  43. Bian Que then applied this stone needle to three acupuncture points
  44. on the top of the head,
  45. where three yang pulses meet,
  46. and shortly afterward the prince recovered.
  47. At the time,
  48. people marveled at Bian Que’s ability to revive the dead,
  49. but this was only one of his remarkable skills.
  50. Bian Que developed his own system of medical treatment,
  51. which included applying heat to specific points on the body
  52. and using stone needles at acupuncture points.
  53. If a medical condition occurred near the surface of the body,
  54. he treated it with medicine and heat;
  55. if it occurred internally,
  56. he used acupuncture.
  57. When needed, he performed bloodletting
  58. to rebalance the energy in the body,
  59. and he treated illnesses of the digestive system
  60. by prescribing medicinal wines.
  61. This is a bust of Bian Que.
  62. These are rubbings from stone carvings at the big Confucian Temple in Qufu,
  63. which show Bian Que treating a female patient;
  64. here he is performing surgery;
  65. and here he is performing acupuncture.
  66. In these carvings,
  67. Bian Que is depicted with a bird’s body and human head.
  68. Not coincidentally, “Que” in Chinese means “magpie.”


  1. The Ming Dynasty Bronze Acupuncture Figure and Acupuncture Theory in Ancient China
  2. Ancient Tales of Chinese Medicine
  3. In 1971, while planning United States presidentRichard Nixon’s state visit to China,
  4. Secretary ofState Henry Kissinger made a secret trip to Beijing viaPakistan.
  5. Traveling with him was a reporter from theNew York Times,
  6. who had asudden attack of appendicitis when they arrived inBeijing.
  7. The reporter,James Reston, underwent emergency surgery with conventionalanesthesia,
  8. but the next day, once the anesthesia wore off,Reston was still in pain.
  9. Chinesedoctors suggested using acupuncture to reduce the pain.
  10. Restonagreed,
  11. and twenty minutes after the tiny silver needleswere inserted in his body,
  12. he felt better.
  13. When Kissingerarrived back in the United States,
  14. and described Reston’s treatment,
  15. it set off a furor of interest inacupuncture.
  16. After severaldecades of mutual isolation,

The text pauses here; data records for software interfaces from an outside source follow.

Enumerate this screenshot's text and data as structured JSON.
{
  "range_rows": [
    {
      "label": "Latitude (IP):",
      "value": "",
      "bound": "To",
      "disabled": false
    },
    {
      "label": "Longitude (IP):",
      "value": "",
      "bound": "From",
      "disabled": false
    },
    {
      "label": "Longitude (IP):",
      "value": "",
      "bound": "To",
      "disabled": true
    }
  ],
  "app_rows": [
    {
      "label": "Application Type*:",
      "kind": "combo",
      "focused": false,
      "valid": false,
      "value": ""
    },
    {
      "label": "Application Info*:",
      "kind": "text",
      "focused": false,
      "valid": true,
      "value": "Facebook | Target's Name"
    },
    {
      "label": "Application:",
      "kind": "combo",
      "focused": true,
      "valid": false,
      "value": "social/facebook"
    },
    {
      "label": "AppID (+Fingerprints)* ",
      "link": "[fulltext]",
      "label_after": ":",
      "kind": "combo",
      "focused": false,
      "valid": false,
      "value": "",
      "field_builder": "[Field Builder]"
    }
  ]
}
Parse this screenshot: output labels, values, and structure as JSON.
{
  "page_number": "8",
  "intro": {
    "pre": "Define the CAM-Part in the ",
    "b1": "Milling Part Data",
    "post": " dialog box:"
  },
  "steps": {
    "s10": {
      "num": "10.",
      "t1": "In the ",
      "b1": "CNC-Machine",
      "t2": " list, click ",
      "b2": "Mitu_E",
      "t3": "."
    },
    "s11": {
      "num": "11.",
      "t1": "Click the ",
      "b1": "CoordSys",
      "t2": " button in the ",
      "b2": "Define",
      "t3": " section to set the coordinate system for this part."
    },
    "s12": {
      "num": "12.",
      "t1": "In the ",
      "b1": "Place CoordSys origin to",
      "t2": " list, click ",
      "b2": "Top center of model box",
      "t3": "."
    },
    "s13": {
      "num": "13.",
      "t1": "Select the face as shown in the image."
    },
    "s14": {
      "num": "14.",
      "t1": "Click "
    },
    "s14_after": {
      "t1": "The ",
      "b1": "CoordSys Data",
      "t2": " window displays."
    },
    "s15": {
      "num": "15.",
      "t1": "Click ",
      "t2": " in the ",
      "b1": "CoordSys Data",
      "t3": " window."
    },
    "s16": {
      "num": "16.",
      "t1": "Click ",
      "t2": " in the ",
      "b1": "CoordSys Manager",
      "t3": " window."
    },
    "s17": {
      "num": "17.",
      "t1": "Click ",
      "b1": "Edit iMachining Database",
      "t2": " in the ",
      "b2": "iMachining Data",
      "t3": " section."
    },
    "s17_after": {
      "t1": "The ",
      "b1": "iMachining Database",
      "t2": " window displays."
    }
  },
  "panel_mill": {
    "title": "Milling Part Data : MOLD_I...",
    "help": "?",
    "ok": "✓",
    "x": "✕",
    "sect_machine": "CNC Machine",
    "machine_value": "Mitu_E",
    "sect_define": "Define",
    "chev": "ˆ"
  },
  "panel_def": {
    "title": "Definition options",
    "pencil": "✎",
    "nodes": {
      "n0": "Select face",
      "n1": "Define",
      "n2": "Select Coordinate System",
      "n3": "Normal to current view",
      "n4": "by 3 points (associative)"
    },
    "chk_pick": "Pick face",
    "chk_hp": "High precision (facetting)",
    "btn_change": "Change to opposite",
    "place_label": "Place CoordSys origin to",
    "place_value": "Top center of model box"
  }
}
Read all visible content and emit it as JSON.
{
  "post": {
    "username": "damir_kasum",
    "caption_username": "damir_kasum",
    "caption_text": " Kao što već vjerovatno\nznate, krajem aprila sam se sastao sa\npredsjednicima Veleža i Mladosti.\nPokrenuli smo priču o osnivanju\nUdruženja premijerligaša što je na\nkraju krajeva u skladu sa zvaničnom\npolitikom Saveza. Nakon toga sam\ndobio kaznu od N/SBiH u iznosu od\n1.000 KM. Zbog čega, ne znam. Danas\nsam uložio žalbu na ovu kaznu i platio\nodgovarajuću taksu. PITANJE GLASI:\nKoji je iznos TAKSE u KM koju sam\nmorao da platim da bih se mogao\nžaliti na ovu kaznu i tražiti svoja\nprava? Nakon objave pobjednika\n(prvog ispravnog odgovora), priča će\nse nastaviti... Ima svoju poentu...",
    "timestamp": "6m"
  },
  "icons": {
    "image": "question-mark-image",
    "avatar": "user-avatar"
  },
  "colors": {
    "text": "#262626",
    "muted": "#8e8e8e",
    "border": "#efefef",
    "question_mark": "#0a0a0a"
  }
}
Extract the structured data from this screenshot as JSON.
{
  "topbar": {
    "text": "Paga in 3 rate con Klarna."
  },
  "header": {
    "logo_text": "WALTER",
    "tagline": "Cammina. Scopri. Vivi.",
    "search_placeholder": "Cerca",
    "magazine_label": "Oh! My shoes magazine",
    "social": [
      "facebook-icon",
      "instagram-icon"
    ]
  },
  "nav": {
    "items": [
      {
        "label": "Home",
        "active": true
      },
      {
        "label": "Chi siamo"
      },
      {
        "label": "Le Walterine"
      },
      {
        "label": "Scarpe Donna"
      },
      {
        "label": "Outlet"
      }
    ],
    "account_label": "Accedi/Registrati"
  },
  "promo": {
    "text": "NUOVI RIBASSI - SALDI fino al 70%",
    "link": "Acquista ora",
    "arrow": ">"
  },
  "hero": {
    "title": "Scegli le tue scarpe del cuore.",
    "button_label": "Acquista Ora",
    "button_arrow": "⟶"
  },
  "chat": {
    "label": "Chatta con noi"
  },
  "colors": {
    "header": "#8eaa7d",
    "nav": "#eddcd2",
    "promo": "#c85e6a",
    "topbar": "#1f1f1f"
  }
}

  17. most Americans knew very little about Chineseculture.
  18. Like other Westerners,
  19. they were amazed to learn that tiny needlescould reduce pain
  20. more effectively than conventionalanesthesia.
  21. In China, acupunctureis widely used in medical treatment today.
  22. Three years ago,
  23. I suddenly came down with a seriouscough,
  24. a so-called “dry cough.”
  25. In TraditionalChinese Medicine (TCM), dry coughs are considered extremely hard tocure.
  26. My coughingwent on for two months.
  27. It was so bad I couldn’t sleep atnight.
  28. I went to the hospital for chest X-rays, butthey turned out normal.
  29. A blood test was also normal.
  30. The doctors couldn’t figure out what was wrongwith me.
  31. The coughing grew worse,
  32. and I could hardly get any work done.
  33. A friend ofmine introduced me to an acupuncturist.
  34. I told him my problem,
  35. and he said he could cure me.
  36. He stuck needles in a few acupuncturepoints,
  37. and by that evening, I was already feelingbetter,
  38. and sleptthrough the night.
  39. But I was still coughing the nextday,
  40. and went tothe doctor again.
  41. After a second course of treatment, my cough wascompletely cured.
  42. In thislecture, we will discuss the way that Chinese acupuncture can curedisease.